5. The premillennial Highland church in Louisville, Ky., used the well-known Christian Church preacher S.S. Lappin for a tent meeting on their lawn 13-29 July, 1941. Lappis was premillennial; he and Jorgenson agreed in principal that they could exchange pulpits though it might be inexpedient (S.S. Lappin letter to Don Carlos Janes, 13 Nov., 1941). Men of mature years and young preachers alike say that preaching against instrumental music in worship has virtually disappeared from premillennial pulpits (personal interviews with LaVerne Houtz and Paul Kitzmiller, son of long-time Word and Work staff writer Carl Kitzmiller, 13-14 Apr., 1976).
7. J.D. Tant letter to G.H.P. Showalter, 3 June, 1946, published in Firm Foundation 63 (20 Aug., 1946):8.
8. Davidson sent Boll a copy, plus one for Jorgenson. “I hope you may approve my article,” Davidson began (Norman Davidson letter to R.H. Boll, undated: cf. Gospel Advocate LXXXIX (31 July, 1947), which refers to Davidson’s tract being mailed and which dates the letter October or November of 1946 when taken with another remark in the letter).The trusted advisors may have approved the article but did not print it. It was certainly to their advantage to let the opposition fight among themselves, without getting involved.
9. Rather than print the article, owner and publisher Leon McQuiddy allowed Davidson to send his material in tract form to the Advocate mailing list; Editor B.C. Goodpasture commented in the 31 July, 1947 issue and began a review on 7 August (p. 577).

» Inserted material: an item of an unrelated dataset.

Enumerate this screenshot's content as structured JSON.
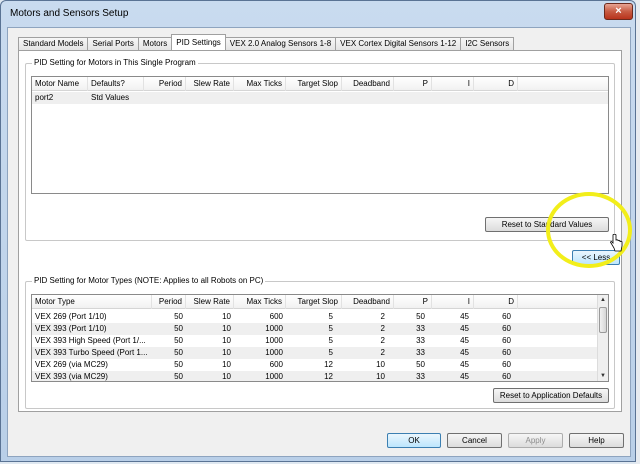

10. The article was printed 22 July, 1947 (vol. 64, pp. 8-13) with comments by Editor G.H.P. Showalter, followed by additional comment in the 29 July issue (pp. 8-13) which included an advance printing of James A. Allen’s review (see next note).
11. Editor James A. Allen published the article in July of 1947 and reviewed it in the August issue (Vol. 16, pp. 168-172).
12. Davison “shuddered” to see among Boll’s opponents “rapid doctrines of intolerance, bigotry, discord, bitterness, and strife” supplanting “love” and Peace.” He wrote under the heading “Boll Falsely Accused,” “I would say that good men just misunderstood each other.” A Christian Business Man Writes His Brethren (Chicago, Ill.” 225 N. Michigan Ave., ), pp. 9-11.
13. Ibid., p. 11. Emphasis added by R.H.
14. Davidson letter to Boll, Oct. or Nov., 1946.
15. “The Promised Review,” Firm Foundation 64 (29 July, 1947): 8.
17. Barrie Pitt (British military expert), “The Climate of Appeasement” Britain 1935/1939″ in History of the Second World War, Part 1, ed. Pitt (England and U.S.A.” Marshall Cavendich Ltd., 1972), p.iv.
18. Davidson letter to Boll, Oct. or Nov., 1946.
19. For further study on the origin and nature of the premillennial movement among churches of Christ, see Foy E. Wallace, Jr., The Gospel for Today: An Extended Edition of the Certified Gospel (Nashville Tenn.” Foy E. Wallace, Jr., Publ., 1967), pp. 392-494.
20. Flavil Hall letter to E.L. Jorgenson, 14, Aug. 1946.
21. A Christian Business Man, pp. 3-4, 9.
22. Bruce Edwards and Edward Fudge, A Journey Toward Jesus: 16 Letters on Salvation by Grace through Faith, and its Implications for the People of God (Athens, Ala.: Edward Fudge Publ., 1977).
23. “Gardner Hall,” Sentry Magazine, 4 (31 May, 1978): 7-8.
24. E.L. Jorgenson, “About Billy Graham – Again,” Word and Work, LI (May, 1957): 128-31.